1: Background... | The Vietnam War POW/MIA issues concerns the fate of United States servicemen who were reported as missing in action during the Vietnam war and the American prisoners of war, who were captured by the Japanese. | The U.S listed about 1,350 Americans as prisoners of war or missing in action, and roughly 1,200 Americans were reported killed in action and their bodies were never reovered.
2: (MIA) Missing in action- a casualty Category assigned under the Status of Missing to armed service personnel who are reported missing during active service | Many soldiers during the Vietnam war may have been killed or wounded or become a POW, or deserted. If deceased, neither their remains nor their grave could be positively and/or accurately identified. During the Vietnam war many of these soldiers were airmen who were shot down over North Vietnam or Laos.
3: (POW)-a prisoner of war, a person; whether they be civilian or combatant, who is held in custody by an enemy power during or immediately after an armed conflict. | The Americans taken captive by the Japanese, during the Vietnam war were treated horribly. They were forced to endure harsh labor, treatment, as well as living conditions. They were treated as slaves, or prisoners who had committed a horrible crime. Many POWs were not lucky enough to make it out of the camps. But the ones who were will never forget the harsh treatments they had to endure.

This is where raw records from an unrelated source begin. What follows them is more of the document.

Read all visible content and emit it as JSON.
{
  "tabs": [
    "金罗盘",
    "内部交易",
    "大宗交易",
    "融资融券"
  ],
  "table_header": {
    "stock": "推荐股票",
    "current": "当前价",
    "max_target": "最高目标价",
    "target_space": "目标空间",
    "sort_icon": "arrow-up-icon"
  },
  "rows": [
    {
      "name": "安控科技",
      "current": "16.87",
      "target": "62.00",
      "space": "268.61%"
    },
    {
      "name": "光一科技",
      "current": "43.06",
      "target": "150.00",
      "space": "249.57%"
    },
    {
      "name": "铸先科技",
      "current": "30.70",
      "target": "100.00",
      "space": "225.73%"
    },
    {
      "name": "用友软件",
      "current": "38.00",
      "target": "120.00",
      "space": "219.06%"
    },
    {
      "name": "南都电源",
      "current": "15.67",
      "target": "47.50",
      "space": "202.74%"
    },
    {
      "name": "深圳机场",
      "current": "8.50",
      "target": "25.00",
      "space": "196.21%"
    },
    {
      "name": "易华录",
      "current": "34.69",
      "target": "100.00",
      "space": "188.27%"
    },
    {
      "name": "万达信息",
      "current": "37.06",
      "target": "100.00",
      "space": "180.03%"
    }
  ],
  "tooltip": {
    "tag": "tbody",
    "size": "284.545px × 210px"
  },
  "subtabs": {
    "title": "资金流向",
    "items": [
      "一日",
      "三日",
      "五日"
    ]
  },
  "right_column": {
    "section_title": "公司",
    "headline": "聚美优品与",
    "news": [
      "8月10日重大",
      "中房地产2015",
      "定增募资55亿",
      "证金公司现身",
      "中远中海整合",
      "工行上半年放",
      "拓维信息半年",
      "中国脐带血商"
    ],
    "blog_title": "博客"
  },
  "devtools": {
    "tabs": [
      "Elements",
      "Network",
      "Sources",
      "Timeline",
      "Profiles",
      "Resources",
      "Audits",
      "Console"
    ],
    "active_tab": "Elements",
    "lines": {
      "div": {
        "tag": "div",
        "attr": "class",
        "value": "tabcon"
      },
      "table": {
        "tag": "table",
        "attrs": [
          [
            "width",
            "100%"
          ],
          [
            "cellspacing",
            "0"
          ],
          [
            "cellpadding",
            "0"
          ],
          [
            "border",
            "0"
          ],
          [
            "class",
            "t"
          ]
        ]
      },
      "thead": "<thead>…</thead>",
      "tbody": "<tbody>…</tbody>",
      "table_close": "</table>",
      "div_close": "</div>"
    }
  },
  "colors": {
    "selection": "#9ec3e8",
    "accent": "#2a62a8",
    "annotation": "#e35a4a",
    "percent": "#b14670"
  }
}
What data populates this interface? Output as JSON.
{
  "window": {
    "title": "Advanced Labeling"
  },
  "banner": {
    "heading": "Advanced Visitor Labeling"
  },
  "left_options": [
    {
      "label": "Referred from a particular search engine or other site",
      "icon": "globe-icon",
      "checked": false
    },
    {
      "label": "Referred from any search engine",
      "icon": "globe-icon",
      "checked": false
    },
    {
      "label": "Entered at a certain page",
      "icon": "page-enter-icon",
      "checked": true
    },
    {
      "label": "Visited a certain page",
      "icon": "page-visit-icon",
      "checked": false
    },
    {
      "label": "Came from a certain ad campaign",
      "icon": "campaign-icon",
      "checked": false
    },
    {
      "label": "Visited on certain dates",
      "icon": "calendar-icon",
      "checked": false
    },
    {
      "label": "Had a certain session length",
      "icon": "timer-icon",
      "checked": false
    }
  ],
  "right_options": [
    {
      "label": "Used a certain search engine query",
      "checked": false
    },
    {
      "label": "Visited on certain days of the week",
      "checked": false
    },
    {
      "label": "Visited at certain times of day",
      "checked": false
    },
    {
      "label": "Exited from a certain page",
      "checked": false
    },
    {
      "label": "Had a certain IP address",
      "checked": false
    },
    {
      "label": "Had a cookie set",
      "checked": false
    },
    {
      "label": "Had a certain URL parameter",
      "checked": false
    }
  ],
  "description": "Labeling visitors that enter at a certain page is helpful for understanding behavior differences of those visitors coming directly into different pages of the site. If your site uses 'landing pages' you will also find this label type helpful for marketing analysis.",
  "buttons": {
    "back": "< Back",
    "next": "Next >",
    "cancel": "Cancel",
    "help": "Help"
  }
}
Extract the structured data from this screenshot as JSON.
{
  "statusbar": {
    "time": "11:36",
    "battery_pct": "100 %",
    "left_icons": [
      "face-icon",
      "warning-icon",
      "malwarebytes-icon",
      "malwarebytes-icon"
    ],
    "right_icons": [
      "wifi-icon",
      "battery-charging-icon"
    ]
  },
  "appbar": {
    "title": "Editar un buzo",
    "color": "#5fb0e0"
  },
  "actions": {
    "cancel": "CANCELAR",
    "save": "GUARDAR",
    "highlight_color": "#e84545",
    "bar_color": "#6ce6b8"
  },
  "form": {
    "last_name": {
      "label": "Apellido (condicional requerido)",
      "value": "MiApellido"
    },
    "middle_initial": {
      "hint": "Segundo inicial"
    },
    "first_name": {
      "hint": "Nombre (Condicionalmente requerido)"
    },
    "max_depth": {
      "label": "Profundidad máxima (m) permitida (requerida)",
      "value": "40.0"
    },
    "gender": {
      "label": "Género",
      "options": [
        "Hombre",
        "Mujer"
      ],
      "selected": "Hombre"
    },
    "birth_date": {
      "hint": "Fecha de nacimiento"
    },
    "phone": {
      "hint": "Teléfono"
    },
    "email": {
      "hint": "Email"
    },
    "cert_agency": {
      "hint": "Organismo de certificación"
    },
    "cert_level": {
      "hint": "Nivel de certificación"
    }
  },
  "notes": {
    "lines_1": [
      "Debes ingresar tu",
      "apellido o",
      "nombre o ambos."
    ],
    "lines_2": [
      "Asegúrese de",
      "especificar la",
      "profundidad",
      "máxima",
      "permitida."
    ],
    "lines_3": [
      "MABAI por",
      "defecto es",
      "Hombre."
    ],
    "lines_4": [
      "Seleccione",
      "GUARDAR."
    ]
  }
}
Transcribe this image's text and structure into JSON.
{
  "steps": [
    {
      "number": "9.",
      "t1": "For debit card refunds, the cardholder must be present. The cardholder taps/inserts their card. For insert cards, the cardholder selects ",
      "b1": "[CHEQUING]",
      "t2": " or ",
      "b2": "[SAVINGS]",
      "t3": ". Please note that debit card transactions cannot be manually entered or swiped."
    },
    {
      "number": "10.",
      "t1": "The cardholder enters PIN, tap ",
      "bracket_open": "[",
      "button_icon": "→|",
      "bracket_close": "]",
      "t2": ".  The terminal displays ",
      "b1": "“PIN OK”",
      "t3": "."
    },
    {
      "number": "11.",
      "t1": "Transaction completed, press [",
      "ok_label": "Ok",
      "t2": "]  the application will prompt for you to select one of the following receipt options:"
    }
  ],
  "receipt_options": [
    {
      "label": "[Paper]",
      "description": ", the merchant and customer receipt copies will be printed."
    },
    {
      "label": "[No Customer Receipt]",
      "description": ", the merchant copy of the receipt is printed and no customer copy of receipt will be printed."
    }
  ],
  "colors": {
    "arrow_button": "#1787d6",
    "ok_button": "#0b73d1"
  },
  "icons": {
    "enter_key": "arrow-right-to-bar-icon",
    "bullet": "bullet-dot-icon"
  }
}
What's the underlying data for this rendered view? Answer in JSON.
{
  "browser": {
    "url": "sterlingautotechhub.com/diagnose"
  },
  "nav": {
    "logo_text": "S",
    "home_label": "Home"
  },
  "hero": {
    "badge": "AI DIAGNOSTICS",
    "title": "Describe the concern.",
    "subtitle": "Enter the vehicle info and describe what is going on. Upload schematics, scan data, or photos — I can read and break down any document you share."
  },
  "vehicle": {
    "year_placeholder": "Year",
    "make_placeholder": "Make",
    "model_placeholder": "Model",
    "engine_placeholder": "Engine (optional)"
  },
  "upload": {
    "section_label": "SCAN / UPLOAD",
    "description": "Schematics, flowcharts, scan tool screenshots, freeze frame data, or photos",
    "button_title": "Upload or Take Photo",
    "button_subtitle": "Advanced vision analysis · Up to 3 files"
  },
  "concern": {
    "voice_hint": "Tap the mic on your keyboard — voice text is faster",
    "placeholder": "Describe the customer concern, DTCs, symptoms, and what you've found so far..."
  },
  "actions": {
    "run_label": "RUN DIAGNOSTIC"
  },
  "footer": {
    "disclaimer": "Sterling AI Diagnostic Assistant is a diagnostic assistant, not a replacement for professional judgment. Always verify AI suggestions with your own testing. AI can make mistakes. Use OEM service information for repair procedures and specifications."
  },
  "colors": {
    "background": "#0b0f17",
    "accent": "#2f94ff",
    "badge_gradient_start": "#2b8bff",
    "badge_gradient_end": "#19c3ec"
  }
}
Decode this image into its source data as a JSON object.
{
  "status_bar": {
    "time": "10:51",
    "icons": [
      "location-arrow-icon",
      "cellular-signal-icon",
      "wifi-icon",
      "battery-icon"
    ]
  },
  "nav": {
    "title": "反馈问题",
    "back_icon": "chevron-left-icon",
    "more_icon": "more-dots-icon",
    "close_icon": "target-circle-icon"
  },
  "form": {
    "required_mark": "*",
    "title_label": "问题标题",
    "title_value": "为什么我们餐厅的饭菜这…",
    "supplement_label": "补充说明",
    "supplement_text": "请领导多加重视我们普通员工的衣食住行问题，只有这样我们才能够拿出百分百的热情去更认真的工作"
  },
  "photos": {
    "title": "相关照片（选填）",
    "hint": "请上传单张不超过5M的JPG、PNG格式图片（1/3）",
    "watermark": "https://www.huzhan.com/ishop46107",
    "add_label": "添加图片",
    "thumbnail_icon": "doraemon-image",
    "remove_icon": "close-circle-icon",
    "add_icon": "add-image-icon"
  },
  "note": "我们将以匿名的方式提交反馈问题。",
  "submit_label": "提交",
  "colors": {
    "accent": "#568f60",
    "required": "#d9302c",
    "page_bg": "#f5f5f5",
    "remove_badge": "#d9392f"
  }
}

4: The loss of theses soldiers did not only affect the U.S government or the army itself, it left huge heartbreak for those people, which the missing persons had left behind. | For many, the loss of their loved ones was the worst thing that could have ever happened to them. Many were left with unanswered questions about what may have happened to their loved one, or where they were now. Many people were unable to give their loved ones a proper burial or memorial because of the uncertainty of their whereabouts or the inability to identify their body.
5: In 1971, Mrs. Mary Hoff, an MIA wife and member of the National League of American Prisoners and Missing in southeast Asia recognized the need for a symbol of our POW/MIAS. Many people were very sympathetic to the POW/MIA issue and worked together, along with an advertising agency to design a flag to represent the missing men. | The flag is black, bearing in the center, in black and white, the emblem of the League. The emblem is a white disk bearing in black silhouette the bust of a man, watch tower with a guard holding a rifle, and a strand of barbed wire; above the disk are the white letters POW and MIA framing a white 5-pointed star, below the disk is a black and white wreath above the white motto, YOU ARE NOT FORGOTTEN. | In 1988, National POW/MIA recognition day was installed in the United States.
6: Works Cited | Wikipedia. Wikimedia Foundation. Web. 03 Apr. 2012.